Above a heart more good and kind.
Her kindness and her worth to spy,
You need but gaze on Ellen's eye;
Not Katrine in her mirror blue,
Gives back the shaggy banks more true,
Than every free-born glance confessed
The guileless movements of her breast;
Whether joy danced in her dark eye,
Or wo or pity claimed a sigh,
Or filial love was glowing there,
Or meek devotion poured a prayer,
Or tale of injury called forth
The indignant spirit of the north,
One only passion, unrevealed,
With maiden pride the maid concealed,
Yet not less purely felt the flame ;-
O need I tell that passion's name!
Impatient of the silent horn, Now on the gale her voice was borne :'Father!' she cried; the rocks around Loved to prolong the gentle sound. A while she paused, no answer came,'Malcolm, was thine the blast?' the name Less resolutely uttered fell,

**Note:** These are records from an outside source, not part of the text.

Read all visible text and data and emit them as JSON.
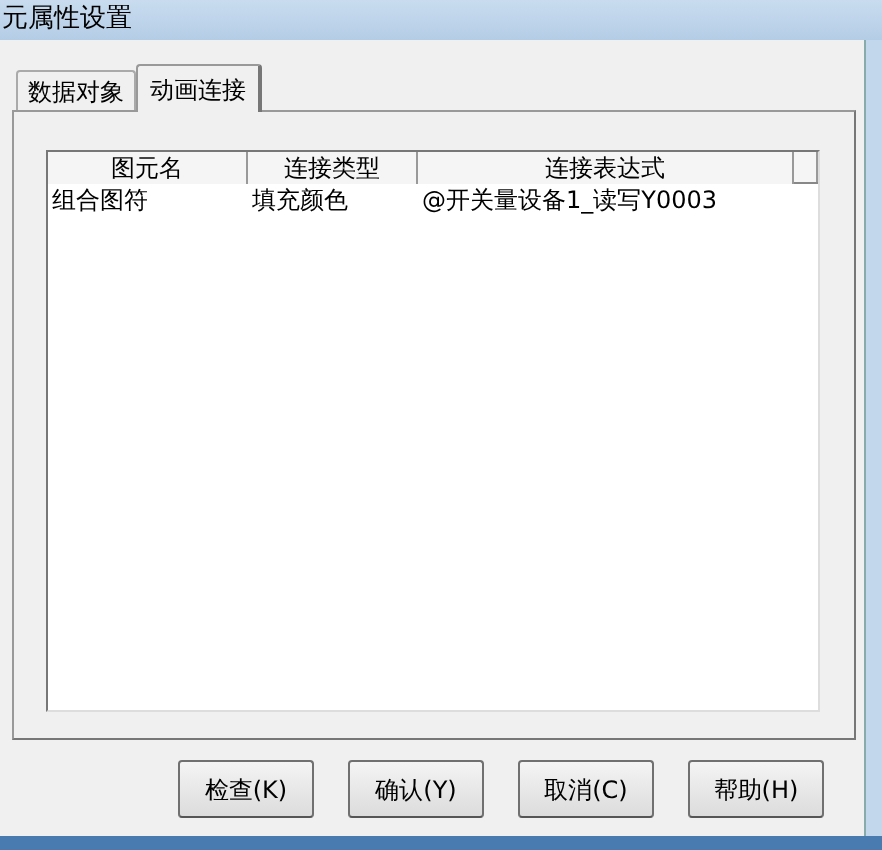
{
  "window": {
    "title": "元属性设置"
  },
  "tabs": [
    {
      "label": "数据对象",
      "selected": false
    },
    {
      "label": "动画连接",
      "selected": true
    }
  ],
  "table": {
    "columns": [
      "图元名",
      "连接类型",
      "连接表达式"
    ],
    "rows": [
      [
        "组合图符",
        "填充颜色",
        "@开关量设备1_读写Y0003"
      ]
    ]
  },
  "buttons": [
    "检查(K)",
    "确认(Y)",
    "取消(C)",
    "帮助(H)"
  ]
}
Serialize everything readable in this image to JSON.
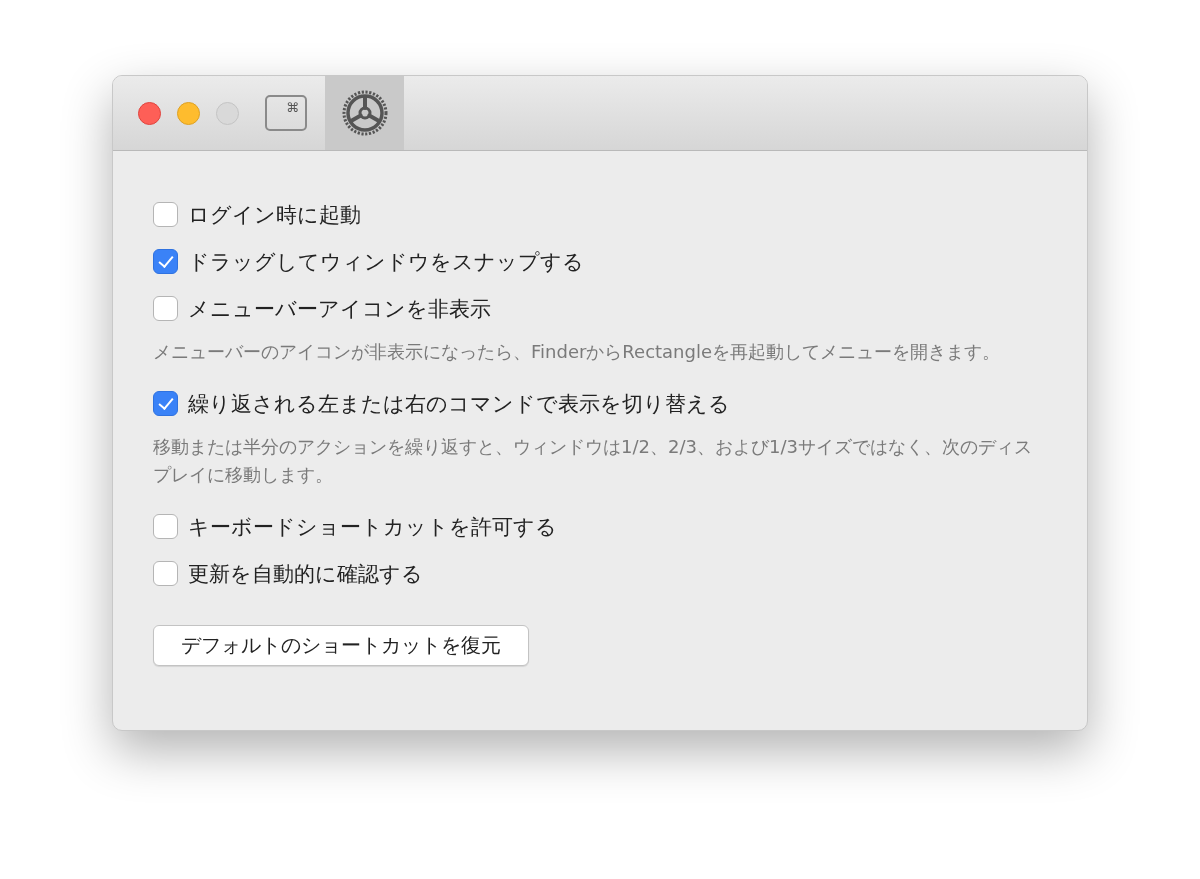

The echoes could not catch the swell.
A stranger, I,' the huntsman said, Advancing from the hazel shade. The maid alarmed, with hasty oar, Pushed her light shallop from the shore; And when a space was gained between, Closer she drew her bosom's screen;
So forth the startled Swan would swing,
So turn to prune her ruffled wing.
Then safe, though fluttered and amazed,
She paused, and on the stranger gazed.
Not his the form, nor his the eye,
That youthful maidens wont to fly.
On his bold visage, middle age
Had slightly pressed its signet sage,
Yet had not quenched the open truth,
And fiery vehemence of youth;
Forward and frolic glee was there,
The will to do, the soul to dare,
The sparkling glance, soon blown to fire,
Of hasty love, or headlong ire.
His limbs were cast in manly mould,
For hardy sports, or contest bold;
And though in peaceful garb arrayed,
And weaponless, except his blade,
His stately mien as well implied
A high-born heart, a martial pride,
As if a Baron's crest he wore,
And sheathed in armour trod the shore.
Slighting the petty need he showed,
He told of his benighted road.
His ready speech flowed fair and free,
In phrase of gentlest courtesy,
Yet seemed that tone, and gesture bland,
Less used to sue than to command.
A while the maid the stranger eyed,
And, reassured, at last replied,
That highland halls were open still
To wildered wanderers of the hill.
Nor think you unexpected come To yon lone isle, our desert home: Before the heath had lost the dew, This morn a couch was pulled for you; On yonder mountain's purple head Have ptarmigan and heath-cock bled, And our broad nets have swept the mere, To furnish forth your evening cheer.'
Now, by the rood, my lovely maid,
Your courtesy has erred,' he said;
No right have I to claim, misplaced,
The welcome of expected guest.
A wanderer here, by fortune tost,
My way, my friends, my courser lost,